  7. 4 Birthing Revolution: Men to the Barricades
    (pp. 104-134)

    In 1968, the United States seemed poised on the brink of social revolution. Students demonstrated against war in Vietnam; women organized against patriarchy; and Blacks took to the streets to demand power. These public conflicts were accompanied by a much more private movement to change one of life’s most intimate moments—the birth of a child. American couples who had redefined sexual attitudes and rewritten marriage vows now rejected conventional birth. They refused to submit to a sterile surgical event that removed babies from somnolent bodies; they wanted to birth babies with comfort, control, and confidence. These maternity ward radicals...

  8. 5 Birthing Classes: Training Men to Birth
    (pp. 135-160)

    Men in the United States do not learn about birth from their fathers around the campfire, nor do they watch other dads in the delivery room. They do not generally talk about it over beer or basketball. In fact, men are not much of a source of information for birthing fathers. When experienced dads do talk to young fathers about birth, their advice is usually supportive, but perfunctory; as one put it, “The one friend I talked with said my part is to stay on my feet where she can see me.”

    Mothers and fathers prepare differently for birth. Pregnant...

  9. 6 Menʹs Experience of Birth
    (pp. 161-210)

    Mark fought through the grogginess of early morning sleep, responding to a voice that sounded important. Warm flannel sheets conspired against him. Words assembled as images in his mind, even before he understood their meaning. “Mark, wake up.” His eyes flew open and he stared at the ceiling. The voice came again: “Wake up, I think she’s coming!”

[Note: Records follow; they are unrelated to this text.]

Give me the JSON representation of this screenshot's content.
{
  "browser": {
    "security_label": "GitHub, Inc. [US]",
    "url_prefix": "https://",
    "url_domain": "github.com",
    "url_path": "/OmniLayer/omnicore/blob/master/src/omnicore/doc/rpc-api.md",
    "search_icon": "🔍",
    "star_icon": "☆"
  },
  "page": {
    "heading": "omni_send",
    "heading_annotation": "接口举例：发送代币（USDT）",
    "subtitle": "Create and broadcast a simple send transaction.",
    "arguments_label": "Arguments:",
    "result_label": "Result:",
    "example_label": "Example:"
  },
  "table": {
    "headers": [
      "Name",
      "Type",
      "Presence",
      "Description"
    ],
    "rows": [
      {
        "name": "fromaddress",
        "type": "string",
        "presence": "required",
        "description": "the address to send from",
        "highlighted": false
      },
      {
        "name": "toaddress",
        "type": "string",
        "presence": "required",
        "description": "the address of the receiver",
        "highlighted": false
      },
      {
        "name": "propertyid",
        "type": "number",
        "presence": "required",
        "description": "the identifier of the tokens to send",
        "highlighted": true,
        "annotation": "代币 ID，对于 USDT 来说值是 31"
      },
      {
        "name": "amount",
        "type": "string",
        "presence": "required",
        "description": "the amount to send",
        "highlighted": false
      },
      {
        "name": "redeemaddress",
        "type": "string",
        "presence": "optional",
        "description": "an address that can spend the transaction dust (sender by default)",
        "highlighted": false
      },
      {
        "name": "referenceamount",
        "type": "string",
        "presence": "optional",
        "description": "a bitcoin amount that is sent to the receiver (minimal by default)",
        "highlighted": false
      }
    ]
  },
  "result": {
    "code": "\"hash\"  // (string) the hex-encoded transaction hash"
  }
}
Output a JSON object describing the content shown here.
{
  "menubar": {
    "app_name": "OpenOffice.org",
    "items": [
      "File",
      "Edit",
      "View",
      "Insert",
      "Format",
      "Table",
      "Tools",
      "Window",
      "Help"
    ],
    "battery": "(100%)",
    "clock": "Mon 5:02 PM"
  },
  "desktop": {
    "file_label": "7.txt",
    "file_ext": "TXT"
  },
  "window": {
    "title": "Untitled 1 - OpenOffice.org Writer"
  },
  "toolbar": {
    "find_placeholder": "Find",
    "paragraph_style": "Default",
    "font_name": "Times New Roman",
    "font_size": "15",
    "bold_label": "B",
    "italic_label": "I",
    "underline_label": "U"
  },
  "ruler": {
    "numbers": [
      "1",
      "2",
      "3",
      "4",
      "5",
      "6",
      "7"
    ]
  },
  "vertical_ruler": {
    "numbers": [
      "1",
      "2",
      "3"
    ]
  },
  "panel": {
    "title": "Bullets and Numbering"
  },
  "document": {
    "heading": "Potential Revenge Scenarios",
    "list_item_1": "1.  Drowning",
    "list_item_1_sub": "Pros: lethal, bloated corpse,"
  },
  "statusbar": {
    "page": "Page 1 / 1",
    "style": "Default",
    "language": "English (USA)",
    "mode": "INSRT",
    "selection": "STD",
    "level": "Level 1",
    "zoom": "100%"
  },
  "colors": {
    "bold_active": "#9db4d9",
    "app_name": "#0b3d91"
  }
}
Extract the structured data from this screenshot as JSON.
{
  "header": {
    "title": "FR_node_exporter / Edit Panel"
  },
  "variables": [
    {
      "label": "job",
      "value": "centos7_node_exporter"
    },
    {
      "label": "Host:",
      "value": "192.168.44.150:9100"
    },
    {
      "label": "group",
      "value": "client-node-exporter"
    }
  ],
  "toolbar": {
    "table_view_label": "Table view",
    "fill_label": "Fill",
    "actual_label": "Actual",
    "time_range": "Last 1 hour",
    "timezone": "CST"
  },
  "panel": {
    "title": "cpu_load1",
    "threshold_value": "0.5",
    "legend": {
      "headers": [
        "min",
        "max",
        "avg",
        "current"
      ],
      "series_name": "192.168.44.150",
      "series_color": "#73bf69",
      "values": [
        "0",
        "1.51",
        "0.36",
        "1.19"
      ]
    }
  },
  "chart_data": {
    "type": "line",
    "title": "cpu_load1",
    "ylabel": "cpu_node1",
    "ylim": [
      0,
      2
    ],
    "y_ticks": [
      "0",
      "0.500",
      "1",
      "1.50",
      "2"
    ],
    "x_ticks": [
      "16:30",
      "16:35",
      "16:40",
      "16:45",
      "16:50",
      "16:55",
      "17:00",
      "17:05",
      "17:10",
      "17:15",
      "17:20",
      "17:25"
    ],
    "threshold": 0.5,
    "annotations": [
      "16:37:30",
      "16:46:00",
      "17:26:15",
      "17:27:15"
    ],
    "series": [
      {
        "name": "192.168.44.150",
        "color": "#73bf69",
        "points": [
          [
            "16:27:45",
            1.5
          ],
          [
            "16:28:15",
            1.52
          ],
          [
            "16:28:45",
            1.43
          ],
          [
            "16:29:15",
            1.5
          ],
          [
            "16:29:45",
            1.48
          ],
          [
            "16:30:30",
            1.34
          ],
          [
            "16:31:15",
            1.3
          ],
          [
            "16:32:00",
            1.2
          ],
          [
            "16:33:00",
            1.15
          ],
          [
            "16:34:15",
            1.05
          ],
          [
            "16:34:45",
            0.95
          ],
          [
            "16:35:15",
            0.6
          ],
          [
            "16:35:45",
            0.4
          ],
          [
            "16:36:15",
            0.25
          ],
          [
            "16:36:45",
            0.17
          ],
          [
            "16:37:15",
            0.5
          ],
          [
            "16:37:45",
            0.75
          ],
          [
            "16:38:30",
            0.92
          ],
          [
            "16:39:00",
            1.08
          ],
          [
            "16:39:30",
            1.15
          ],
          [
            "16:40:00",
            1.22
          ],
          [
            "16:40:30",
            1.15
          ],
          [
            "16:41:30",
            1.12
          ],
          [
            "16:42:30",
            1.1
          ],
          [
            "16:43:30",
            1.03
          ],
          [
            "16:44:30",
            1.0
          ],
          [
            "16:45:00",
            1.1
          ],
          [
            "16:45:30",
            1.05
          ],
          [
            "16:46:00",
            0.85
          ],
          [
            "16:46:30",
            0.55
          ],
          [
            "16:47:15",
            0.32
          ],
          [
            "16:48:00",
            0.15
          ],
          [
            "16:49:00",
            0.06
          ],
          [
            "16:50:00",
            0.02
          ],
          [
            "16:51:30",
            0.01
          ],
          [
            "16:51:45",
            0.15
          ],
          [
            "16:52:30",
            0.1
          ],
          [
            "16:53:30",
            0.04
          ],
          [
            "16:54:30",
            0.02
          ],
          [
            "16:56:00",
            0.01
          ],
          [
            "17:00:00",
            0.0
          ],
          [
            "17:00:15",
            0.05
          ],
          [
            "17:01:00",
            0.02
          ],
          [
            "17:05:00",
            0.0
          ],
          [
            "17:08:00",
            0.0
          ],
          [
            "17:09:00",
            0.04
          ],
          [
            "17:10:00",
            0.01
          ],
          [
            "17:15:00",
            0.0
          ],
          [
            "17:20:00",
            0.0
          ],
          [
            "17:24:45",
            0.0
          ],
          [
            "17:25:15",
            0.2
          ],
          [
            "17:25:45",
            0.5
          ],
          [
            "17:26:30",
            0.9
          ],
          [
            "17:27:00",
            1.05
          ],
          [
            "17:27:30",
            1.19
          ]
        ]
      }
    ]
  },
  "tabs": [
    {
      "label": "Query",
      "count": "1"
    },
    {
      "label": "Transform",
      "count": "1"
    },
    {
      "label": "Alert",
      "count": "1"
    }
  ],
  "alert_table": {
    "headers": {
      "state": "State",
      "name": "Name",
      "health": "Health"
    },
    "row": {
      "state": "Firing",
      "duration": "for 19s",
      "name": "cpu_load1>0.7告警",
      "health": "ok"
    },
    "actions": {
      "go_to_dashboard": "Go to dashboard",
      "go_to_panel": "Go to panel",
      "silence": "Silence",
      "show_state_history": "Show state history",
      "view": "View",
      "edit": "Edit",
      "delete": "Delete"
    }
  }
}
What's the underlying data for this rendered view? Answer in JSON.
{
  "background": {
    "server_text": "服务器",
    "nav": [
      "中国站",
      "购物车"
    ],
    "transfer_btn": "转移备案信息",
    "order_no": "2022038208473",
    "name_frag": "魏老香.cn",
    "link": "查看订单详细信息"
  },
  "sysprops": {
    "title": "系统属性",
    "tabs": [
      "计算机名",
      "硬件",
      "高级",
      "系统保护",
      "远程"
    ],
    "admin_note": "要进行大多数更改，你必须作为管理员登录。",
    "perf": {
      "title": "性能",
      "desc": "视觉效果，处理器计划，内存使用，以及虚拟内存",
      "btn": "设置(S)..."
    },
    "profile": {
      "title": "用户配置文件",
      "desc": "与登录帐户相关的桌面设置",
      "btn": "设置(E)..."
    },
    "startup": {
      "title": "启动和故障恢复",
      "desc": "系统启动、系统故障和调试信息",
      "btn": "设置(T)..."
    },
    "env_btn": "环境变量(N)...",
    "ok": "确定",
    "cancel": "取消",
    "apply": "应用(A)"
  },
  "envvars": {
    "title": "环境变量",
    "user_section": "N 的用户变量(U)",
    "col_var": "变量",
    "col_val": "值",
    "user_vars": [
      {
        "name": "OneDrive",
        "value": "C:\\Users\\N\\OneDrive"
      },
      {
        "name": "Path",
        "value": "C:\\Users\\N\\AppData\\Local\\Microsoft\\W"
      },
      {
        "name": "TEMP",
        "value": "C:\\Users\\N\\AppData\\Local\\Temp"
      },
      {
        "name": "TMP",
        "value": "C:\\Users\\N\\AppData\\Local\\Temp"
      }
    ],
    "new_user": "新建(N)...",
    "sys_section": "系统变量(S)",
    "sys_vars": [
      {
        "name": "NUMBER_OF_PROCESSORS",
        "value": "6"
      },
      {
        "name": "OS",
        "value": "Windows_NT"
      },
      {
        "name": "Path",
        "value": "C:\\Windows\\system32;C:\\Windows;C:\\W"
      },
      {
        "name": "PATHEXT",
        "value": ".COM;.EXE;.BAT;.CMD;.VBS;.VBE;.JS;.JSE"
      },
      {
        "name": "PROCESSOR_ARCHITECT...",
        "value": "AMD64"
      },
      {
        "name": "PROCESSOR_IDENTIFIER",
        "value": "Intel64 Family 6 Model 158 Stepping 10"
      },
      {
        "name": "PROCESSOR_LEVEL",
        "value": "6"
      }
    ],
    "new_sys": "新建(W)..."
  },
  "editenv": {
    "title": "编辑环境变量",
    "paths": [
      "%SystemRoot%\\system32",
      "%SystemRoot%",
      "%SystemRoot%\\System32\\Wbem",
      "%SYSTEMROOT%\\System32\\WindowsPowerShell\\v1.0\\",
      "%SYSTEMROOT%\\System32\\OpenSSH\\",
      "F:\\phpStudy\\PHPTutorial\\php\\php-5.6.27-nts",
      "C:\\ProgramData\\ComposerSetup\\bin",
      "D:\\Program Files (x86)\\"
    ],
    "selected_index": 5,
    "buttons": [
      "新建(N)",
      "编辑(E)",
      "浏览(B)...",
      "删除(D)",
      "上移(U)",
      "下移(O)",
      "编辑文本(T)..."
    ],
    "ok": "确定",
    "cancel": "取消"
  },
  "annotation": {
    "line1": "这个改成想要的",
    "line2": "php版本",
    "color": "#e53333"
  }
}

    Mary’s voice was gritty with anxiety, as if he might curl back under the covers. Mark’s mind raced. She was in labor! The baby was coming! There was no way that he could have fallen back to sleep; nor, however, could he...

  10. 7 Fathers, Birth, and Society
    (pp. 211-242)

    Kevin, who opened the first chapter, was initiated into fatherhood by the powerful rituals of hospital childbirth. As he cut the cord and handed out cigars, he filled a much larger role—he was the stage manager in the drama of birth. He performed a carefully scripted performance in birthing classes, the labor room, and during the final delivery. Kevin played the part of a good provider, a trained coach, and a supportive husband in the long and difficult birthing. He left the hospital exhilarated by the little bundle in his arms, yet he was confused and conflicted about what...

  11. NOTES
    (pp. 243-246)
  12. BIBLIOGRAPHY
    (pp. 247-256)
  13. INDEX
    (pp. 257-259)
  14. Back Matter
    (pp. 260-260)